NCOA’s Role

NCOA offers several programs and products that provide hope for economically insecure older adults.

Center for Benefits Access

NCOA’s Center for Benefits Access helps community-based organizations find and enroll seniors and younger adults with disabilities with limited means into benefits programs for which they are eligible, so they can remain healthy, secure, and independent. The center develops and shares tools, resources, best practices, and strategies for benefits outreach and enrollment.

Senior Community Service Employment Program (SCSEP)

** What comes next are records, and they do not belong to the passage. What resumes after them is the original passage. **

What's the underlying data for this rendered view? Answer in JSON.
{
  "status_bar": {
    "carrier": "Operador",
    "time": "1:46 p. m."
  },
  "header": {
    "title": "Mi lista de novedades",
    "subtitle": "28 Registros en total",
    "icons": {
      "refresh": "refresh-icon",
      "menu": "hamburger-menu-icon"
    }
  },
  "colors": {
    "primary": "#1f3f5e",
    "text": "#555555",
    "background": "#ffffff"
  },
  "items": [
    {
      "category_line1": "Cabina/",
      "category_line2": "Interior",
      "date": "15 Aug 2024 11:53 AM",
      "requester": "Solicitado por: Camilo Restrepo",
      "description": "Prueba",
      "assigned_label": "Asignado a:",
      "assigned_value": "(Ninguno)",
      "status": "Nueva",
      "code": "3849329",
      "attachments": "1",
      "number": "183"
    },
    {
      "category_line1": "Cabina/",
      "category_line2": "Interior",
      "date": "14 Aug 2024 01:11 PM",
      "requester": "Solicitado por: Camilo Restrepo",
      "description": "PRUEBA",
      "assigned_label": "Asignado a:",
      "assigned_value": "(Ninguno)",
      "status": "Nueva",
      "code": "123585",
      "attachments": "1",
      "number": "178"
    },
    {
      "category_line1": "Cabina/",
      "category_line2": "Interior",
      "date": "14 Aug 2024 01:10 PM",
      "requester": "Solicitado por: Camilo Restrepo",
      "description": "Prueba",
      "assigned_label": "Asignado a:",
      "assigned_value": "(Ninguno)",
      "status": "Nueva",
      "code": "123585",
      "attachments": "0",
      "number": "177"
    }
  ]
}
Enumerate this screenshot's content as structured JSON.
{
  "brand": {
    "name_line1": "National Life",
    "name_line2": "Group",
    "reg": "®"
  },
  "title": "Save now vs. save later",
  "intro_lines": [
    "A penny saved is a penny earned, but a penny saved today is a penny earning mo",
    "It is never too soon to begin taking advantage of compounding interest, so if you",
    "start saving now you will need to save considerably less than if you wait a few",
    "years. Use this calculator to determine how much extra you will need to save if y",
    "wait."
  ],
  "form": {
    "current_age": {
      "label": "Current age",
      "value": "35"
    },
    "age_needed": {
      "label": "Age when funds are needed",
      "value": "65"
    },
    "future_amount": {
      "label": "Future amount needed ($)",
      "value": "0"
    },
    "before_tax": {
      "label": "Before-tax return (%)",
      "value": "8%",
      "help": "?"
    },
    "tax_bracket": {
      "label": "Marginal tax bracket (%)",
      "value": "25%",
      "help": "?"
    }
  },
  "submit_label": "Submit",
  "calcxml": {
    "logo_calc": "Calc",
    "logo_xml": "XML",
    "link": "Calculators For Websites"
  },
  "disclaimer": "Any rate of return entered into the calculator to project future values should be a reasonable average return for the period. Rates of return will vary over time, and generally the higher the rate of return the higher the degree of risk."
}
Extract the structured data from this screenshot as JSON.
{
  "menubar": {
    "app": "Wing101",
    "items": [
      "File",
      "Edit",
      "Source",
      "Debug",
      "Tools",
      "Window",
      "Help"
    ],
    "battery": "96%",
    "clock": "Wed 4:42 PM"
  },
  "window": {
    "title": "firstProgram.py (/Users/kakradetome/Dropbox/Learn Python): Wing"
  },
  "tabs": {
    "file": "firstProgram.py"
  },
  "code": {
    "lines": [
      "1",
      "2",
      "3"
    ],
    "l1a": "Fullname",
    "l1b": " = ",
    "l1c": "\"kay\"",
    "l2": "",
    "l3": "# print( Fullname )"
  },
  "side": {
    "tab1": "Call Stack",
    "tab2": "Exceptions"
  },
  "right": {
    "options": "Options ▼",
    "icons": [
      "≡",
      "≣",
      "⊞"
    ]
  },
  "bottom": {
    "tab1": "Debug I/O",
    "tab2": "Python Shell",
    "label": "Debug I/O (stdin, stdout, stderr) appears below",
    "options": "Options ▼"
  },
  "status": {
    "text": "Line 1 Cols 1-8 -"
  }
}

NCOA manages 24 Senior Community Service Employment Program (SCSEP) offices under a grant from the U.S. Department of Labor. SCSEP helps adults age 55+ return to or remain active in the workforce by providing job training, job search services, and on-the-job experience. 


BenefitsCheckUp® connects millions of older adults with benefits programs that can help pay for health care, medicine, food, utilities, and more. Every year, billions of dollars in benefits programs go unclaimed because older adults don't know they’re eligible or how to apply. BenefitsCheckUp can help you find savings for yourself, or for someone you know. 


1. U.S. Census Bureau. POV-01. Age and Sex of All People, Family Members, and Unrelated Individuals, 2022. Found on the internet at

2. Kaiser Family Foundation. How Many Seniors Live in Poverty? 2018. Found on the internet at

3. Justice in Aging. Older Women and Poverty. Found on the internet at

4. Center on Budget and Policy Priorities. Social Security Lifts More People Above the Poverty Line Than Any Other Program. Found on the internet at

5. U.S. Social Security Administration. Monthly Statistical Snapshot, June 2022. Found on the internet at

6. U.S. Social Security Administration. Fact Sheet: Social Security.  Found on the internet at

7. National Institute on Retirement Security. Still Shortchanged: An Update on Women's Retirement Preparedness. Found on the internet at

8. Richard W. Johnson. Will Older Adults Return to the Workforce? Urban Institute. Urban Wire. March 12, 2021. Found on the internet at

9. U.S. Department of Labor. Bureau of Labor Statistics. The Employment Situation — July 2022. Found on the internet at

10. U.S. Bureau of Labor Statistics. Labor Force Statistics from the Current Population Survey. Updated July 8, 2022. Found on the internet at

11. Peter Gosselin. If You're Over 50, Chances Are the Decision to Leave a Job Won't Be Yours. ProPublica. Dec. 28, 2018. Found on the internet at

12. Congressional Research Service. Household Debt Among Older Americans, 1989-2016. Found on the internet at

13. Brittany King. U.S. Census Bureau. Women More Likely Than Men to Have No Retirement Savings. Jan. 13, 2022. Found on the internet at

14. Ameritrade. 2019 Retirement Pulse Survey. Found on the internet at

15. Board of Governors of the Federal Reserve System. Economic Well-Being of U.S. Households in 2020-May 2021. Found on the internet at

16. Feeding America. Facts about senior hunger in America. Found on the internet at

17. U.S. Department of Agriculture. Food and Nutrition Service. Trends in SNAP Participation Rates: Fiscal Years 2016-20120 Found on the internet at

18. U.S. Department of Agriculture. Food and Nutrition Service. Trends in USDA Supplemental Nutrition Assistance Program Participation Rates: Fiscal Year 2016 to Fiscal Year 2020 (Summary). Found on the internet at

19. Nicole Willcoxon. Older Adults Sacrificing Basic Needs Due to Healthcare Costs. Gallup. June 15, 2022. Found on the internet at

20. Fidelity Investments. How to plan for rising healthcare costs. Fidelity Viewpoints. May 2022. Found on the internet at

21. U.S. Bureau of Labor Statistics. A closer look at spending patterns of older Americans. Found on the internet at

22. Jennifer Molinksy and Whitney Airgood-Obrycki. Join Center for Housing Studies of Harvard University. Older Adults Increasingly Face Housing Affordability Challenges. Sept. 21, 2018. Found on the internet at

23. Joint Center for Housing Studies of Harvard University. Housing America's Older Adults 2019. A Supplement to the State of the Nation's Housing Report. Found on the internet at